> DIRECTIONS: Retrieve every line from the records in which the word "this" occurs.

---------- STORED DATA ----------

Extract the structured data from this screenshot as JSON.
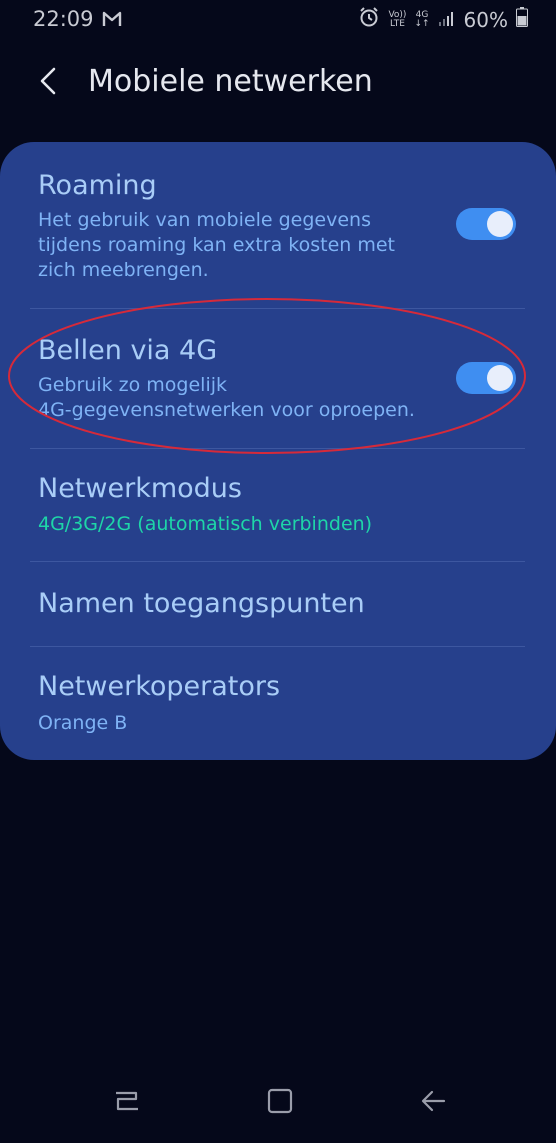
{
  "status_bar": {
    "time": "22:09",
    "volte_label": "Vo)) LTE",
    "volte_top": "Vo))",
    "volte_bottom": "LTE",
    "network_label": "4G",
    "battery": "60%"
  },
  "header": {
    "title": "Mobiele netwerken"
  },
  "settings": {
    "items": [
      {
        "title": "Roaming",
        "subtitle": "Het gebruik van mobiele gegevens\ntijdens roaming kan extra kosten met\nzich meebrengen.",
        "toggle_on": true
      },
      {
        "title": "Bellen via 4G",
        "subtitle": "Gebruik zo mogelijk\n4G-gegevensnetwerken voor oproepen.",
        "toggle_on": true
      },
      {
        "title": "Netwerkmodus",
        "subtitle": "4G/3G/2G (automatisch verbinden)"
      },
      {
        "title": "Namen toegangspunten"
      },
      {
        "title": "Netwerkoperators",
        "subtitle": "Orange B"
      }
    ]
  },
  "colors": {
    "background": "#05081a",
    "card": "#26408c",
    "title_text": "#a9cdf7",
    "subtitle_text": "#7fb3f5",
    "accent_text": "#1ed6a8",
    "toggle_track": "#3f8ef1",
    "annotation": "#d62a3a"
  },
  "icons": {
    "back": "chevron-left-icon",
    "gmail": "gmail-icon",
    "alarm": "alarm-icon",
    "signal": "signal-icon",
    "battery": "battery-icon",
    "nav_recent": "recent-apps-icon",
    "nav_home": "home-icon",
    "nav_back": "back-arrow-icon"
  }
}
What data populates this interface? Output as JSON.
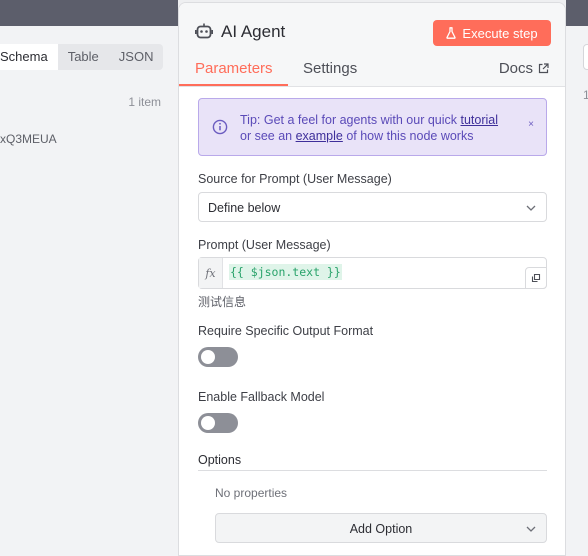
{
  "left_panel": {
    "view_tabs": [
      "Schema",
      "Table",
      "JSON"
    ],
    "active_tab": "Schema",
    "item_count": "1 item",
    "row_value": "xQ3MEUA"
  },
  "right_panel": {
    "item_count_partial": "1"
  },
  "node": {
    "title": "AI Agent",
    "execute_label": "Execute step",
    "icon": "robot-icon"
  },
  "tabs": {
    "parameters": "Parameters",
    "settings": "Settings",
    "docs": "Docs"
  },
  "tip": {
    "prefix": "Tip: Get a feel for agents with our quick ",
    "link1": "tutorial",
    "middle": "or see an ",
    "link2": "example",
    "suffix": " of how this node works",
    "close": "×"
  },
  "fields": {
    "source_label": "Source for Prompt (User Message)",
    "source_value": "Define below",
    "prompt_label": "Prompt (User Message)",
    "prompt_fx": "fx",
    "prompt_expression": "{{ $json.text }}",
    "prompt_hint": "测试信息",
    "output_format_label": "Require Specific Output Format",
    "output_format_enabled": false,
    "fallback_label": "Enable Fallback Model",
    "fallback_enabled": false
  },
  "options": {
    "label": "Options",
    "empty_text": "No properties",
    "add_option_label": "Add Option"
  },
  "colors": {
    "accent": "#ff6d5a",
    "tip_bg": "#e9e3f8",
    "tip_text": "#5a4ab8",
    "toggle_off": "#8d8f97",
    "expression_green": "#2aa36b"
  }
}
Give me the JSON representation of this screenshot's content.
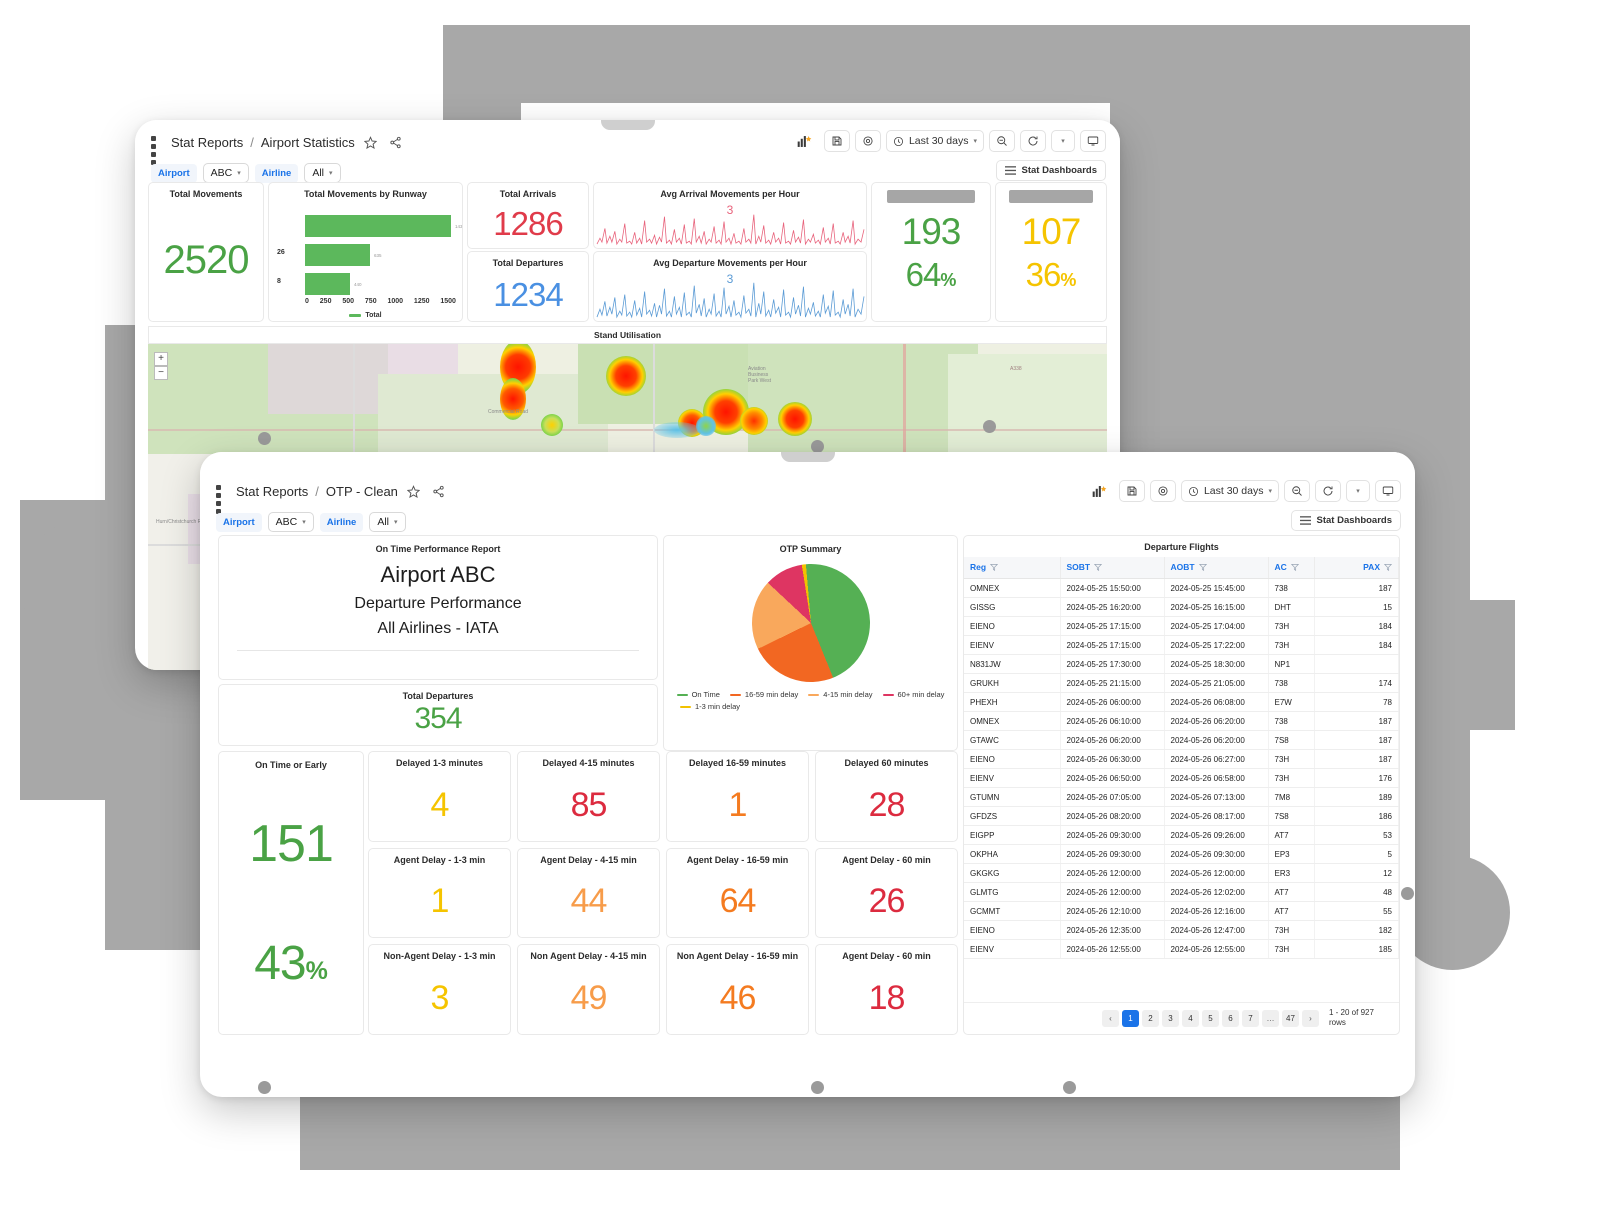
{
  "window_airport_stats": {
    "breadcrumb": {
      "root": "Stat Reports",
      "separator": "/",
      "current": "Airport Statistics"
    },
    "icons": {
      "apps": "apps-grid-icon",
      "star": "star-icon",
      "share": "share-icon"
    },
    "filters": [
      {
        "label": "Airport",
        "value": "ABC"
      },
      {
        "label": "Airline",
        "value": "All"
      }
    ],
    "toolbar": {
      "chart_btn": "chart-add-icon",
      "save_btn": "save-icon",
      "settings_btn": "settings-icon",
      "date_range": "Last 30 days",
      "zoom_out_btn": "zoom-out-icon",
      "refresh_btn": "refresh-icon",
      "refresh_caret": "chevron-down-icon",
      "display_btn": "monitor-icon"
    },
    "dashboards_button": "Stat Dashboards",
    "cards": {
      "total_movements": {
        "title": "Total Movements",
        "value": "2520"
      },
      "movements_by_runway": {
        "title": "Total Movements by Runway",
        "legend": "Total"
      },
      "total_arrivals": {
        "title": "Total Arrivals",
        "value": "1286"
      },
      "total_departures": {
        "title": "Total Departures",
        "value": "1234"
      },
      "avg_arrival": {
        "title": "Avg Arrival Movements per Hour",
        "value": "3"
      },
      "avg_departure": {
        "title": "Avg Departure Movements per Hour",
        "value": "3"
      },
      "stat_green": {
        "value": "193",
        "pct": "64",
        "pct_symbol": "%"
      },
      "stat_yellow": {
        "value": "107",
        "pct": "36",
        "pct_symbol": "%"
      }
    },
    "map_panel": {
      "title": "Stand Utilisation",
      "zoom_in": "+",
      "zoom_out": "−"
    }
  },
  "window_otp": {
    "breadcrumb": {
      "root": "Stat Reports",
      "separator": "/",
      "current": "OTP - Clean"
    },
    "filters": [
      {
        "label": "Airport",
        "value": "ABC"
      },
      {
        "label": "Airline",
        "value": "All"
      }
    ],
    "toolbar": {
      "date_range": "Last 30 days"
    },
    "dashboards_button": "Stat Dashboards",
    "report_header": {
      "subtitle": "On Time Performance Report",
      "line1": "Airport ABC",
      "line2": "Departure Performance",
      "line3": "All Airlines - IATA"
    },
    "total_departures": {
      "title": "Total Departures",
      "value": "354"
    },
    "on_time": {
      "title": "On Time or Early",
      "value": "151",
      "pct": "43",
      "pct_symbol": "%"
    },
    "metrics": [
      {
        "title": "Delayed 1-3 minutes",
        "value": "4",
        "color": "yellow"
      },
      {
        "title": "Delayed 4-15 minutes",
        "value": "85",
        "color": "crimson"
      },
      {
        "title": "Delayed 16-59 minutes",
        "value": "1",
        "color": "orange"
      },
      {
        "title": "Delayed 60 minutes",
        "value": "28",
        "color": "crimson"
      },
      {
        "title": "Agent Delay - 1-3 min",
        "value": "1",
        "color": "yellow"
      },
      {
        "title": "Agent Delay - 4-15 min",
        "value": "44",
        "color": "orange-l"
      },
      {
        "title": "Agent Delay - 16-59 min",
        "value": "64",
        "color": "orange"
      },
      {
        "title": "Agent Delay - 60 min",
        "value": "26",
        "color": "crimson"
      },
      {
        "title": "Non-Agent Delay - 1-3 min",
        "value": "3",
        "color": "yellow"
      },
      {
        "title": "Non Agent Delay - 4-15 min",
        "value": "49",
        "color": "orange-l"
      },
      {
        "title": "Non Agent Delay - 16-59 min",
        "value": "46",
        "color": "orange"
      },
      {
        "title": "Agent Delay - 60 min",
        "value": "18",
        "color": "crimson"
      }
    ],
    "flights_table": {
      "title": "Departure Flights",
      "columns": [
        "Reg",
        "SOBT",
        "AOBT",
        "AC",
        "PAX"
      ],
      "rows": [
        [
          "OMNEX",
          "2024-05-25 15:50:00",
          "2024-05-25 15:45:00",
          "738",
          "187"
        ],
        [
          "GISSG",
          "2024-05-25 16:20:00",
          "2024-05-25 16:15:00",
          "DHT",
          "15"
        ],
        [
          "EIENO",
          "2024-05-25 17:15:00",
          "2024-05-25 17:04:00",
          "73H",
          "184"
        ],
        [
          "EIENV",
          "2024-05-25 17:15:00",
          "2024-05-25 17:22:00",
          "73H",
          "184"
        ],
        [
          "N831JW",
          "2024-05-25 17:30:00",
          "2024-05-25 18:30:00",
          "NP1",
          ""
        ],
        [
          "GRUKH",
          "2024-05-25 21:15:00",
          "2024-05-25 21:05:00",
          "738",
          "174"
        ],
        [
          "PHEXH",
          "2024-05-26 06:00:00",
          "2024-05-26 06:08:00",
          "E7W",
          "78"
        ],
        [
          "OMNEX",
          "2024-05-26 06:10:00",
          "2024-05-26 06:20:00",
          "738",
          "187"
        ],
        [
          "GTAWC",
          "2024-05-26 06:20:00",
          "2024-05-26 06:20:00",
          "7S8",
          "187"
        ],
        [
          "EIENO",
          "2024-05-26 06:30:00",
          "2024-05-26 06:27:00",
          "73H",
          "187"
        ],
        [
          "EIENV",
          "2024-05-26 06:50:00",
          "2024-05-26 06:58:00",
          "73H",
          "176"
        ],
        [
          "GTUMN",
          "2024-05-26 07:05:00",
          "2024-05-26 07:13:00",
          "7M8",
          "189"
        ],
        [
          "GFDZS",
          "2024-05-26 08:20:00",
          "2024-05-26 08:17:00",
          "7S8",
          "186"
        ],
        [
          "EIGPP",
          "2024-05-26 09:30:00",
          "2024-05-26 09:26:00",
          "AT7",
          "53"
        ],
        [
          "OKPHA",
          "2024-05-26 09:30:00",
          "2024-05-26 09:30:00",
          "EP3",
          "5"
        ],
        [
          "GKGKG",
          "2024-05-26 12:00:00",
          "2024-05-26 12:00:00",
          "ER3",
          "12"
        ],
        [
          "GLMTG",
          "2024-05-26 12:00:00",
          "2024-05-26 12:02:00",
          "AT7",
          "48"
        ],
        [
          "GCMMT",
          "2024-05-26 12:10:00",
          "2024-05-26 12:16:00",
          "AT7",
          "55"
        ],
        [
          "EIENO",
          "2024-05-26 12:35:00",
          "2024-05-26 12:47:00",
          "73H",
          "182"
        ],
        [
          "EIENV",
          "2024-05-26 12:55:00",
          "2024-05-26 12:55:00",
          "73H",
          "185"
        ]
      ],
      "pagination": {
        "prev": "‹",
        "pages": [
          "1",
          "2",
          "3",
          "4",
          "5",
          "6",
          "7"
        ],
        "ellipsis": "…",
        "last": "47",
        "next": "›",
        "active": "1",
        "rows_info": "1 - 20 of 927 rows"
      }
    }
  },
  "chart_data": [
    {
      "type": "bar",
      "title": "Total Movements by Runway",
      "orientation": "horizontal",
      "categories": [
        "",
        "26",
        "8"
      ],
      "values": [
        1430,
        635,
        440
      ],
      "value_labels": [
        "1430",
        "635",
        "440"
      ],
      "xlabel": "",
      "ylabel": "",
      "xlim": [
        0,
        1500
      ],
      "xticks": [
        "0",
        "250",
        "500",
        "750",
        "1000",
        "1250",
        "1500"
      ],
      "legend": [
        "Total"
      ],
      "legend_position": "bottom",
      "series_color": "#5cb85c",
      "grid": false
    },
    {
      "type": "pie",
      "title": "OTP Summary",
      "labels": [
        "On Time",
        "16-59 min delay",
        "4-15 min delay",
        "60+ min delay",
        "1-3 min delay"
      ],
      "values": [
        44.4,
        23.9,
        19.2,
        10.6,
        1.1
      ],
      "colors": [
        "#55b054",
        "#f26722",
        "#f9a85c",
        "#de3562",
        "#f2c200"
      ],
      "legend_position": "bottom"
    },
    {
      "type": "line",
      "title": "Avg Arrival Movements per Hour",
      "annotation": "3",
      "color": "#e8637c",
      "ylabel": "",
      "xlabel": ""
    },
    {
      "type": "line",
      "title": "Avg Departure Movements per Hour",
      "annotation": "3",
      "color": "#5b9bd5",
      "ylabel": "",
      "xlabel": ""
    }
  ],
  "palette": {
    "green": "#4aa245",
    "red": "#e03b4a",
    "crimson": "#dc2b3f",
    "blue": "#4a90e2",
    "yellow": "#f5c400",
    "orange": "#f47b20",
    "orange_light": "#f79c4a",
    "accent_blue": "#1a73e8"
  }
}
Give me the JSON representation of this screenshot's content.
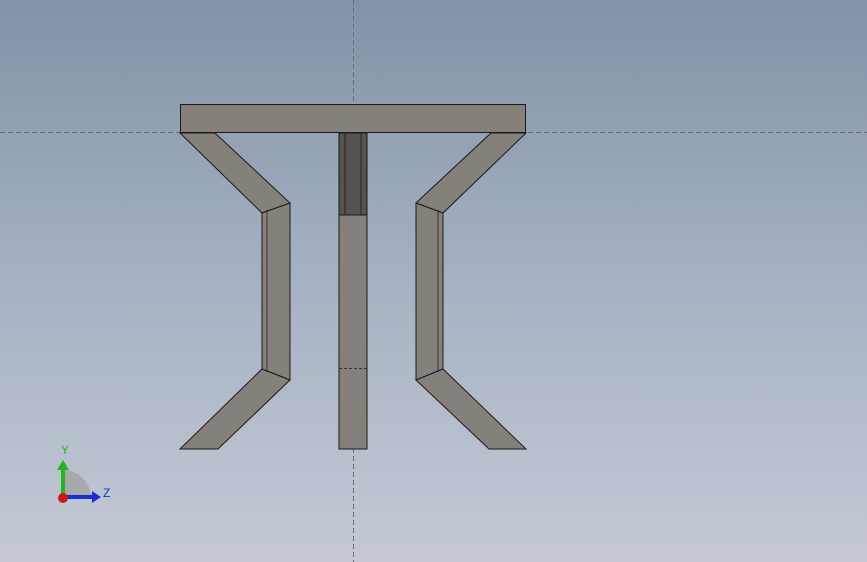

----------

> TASK RESULT:
Extract the structured data from this screenshot as JSON.
What data populates this interface? Output as JSON.
    "suffix": " of how this node works",
Give me the JSON representation of this screenshot's content.
Give me the JSON representation of this screenshot's content.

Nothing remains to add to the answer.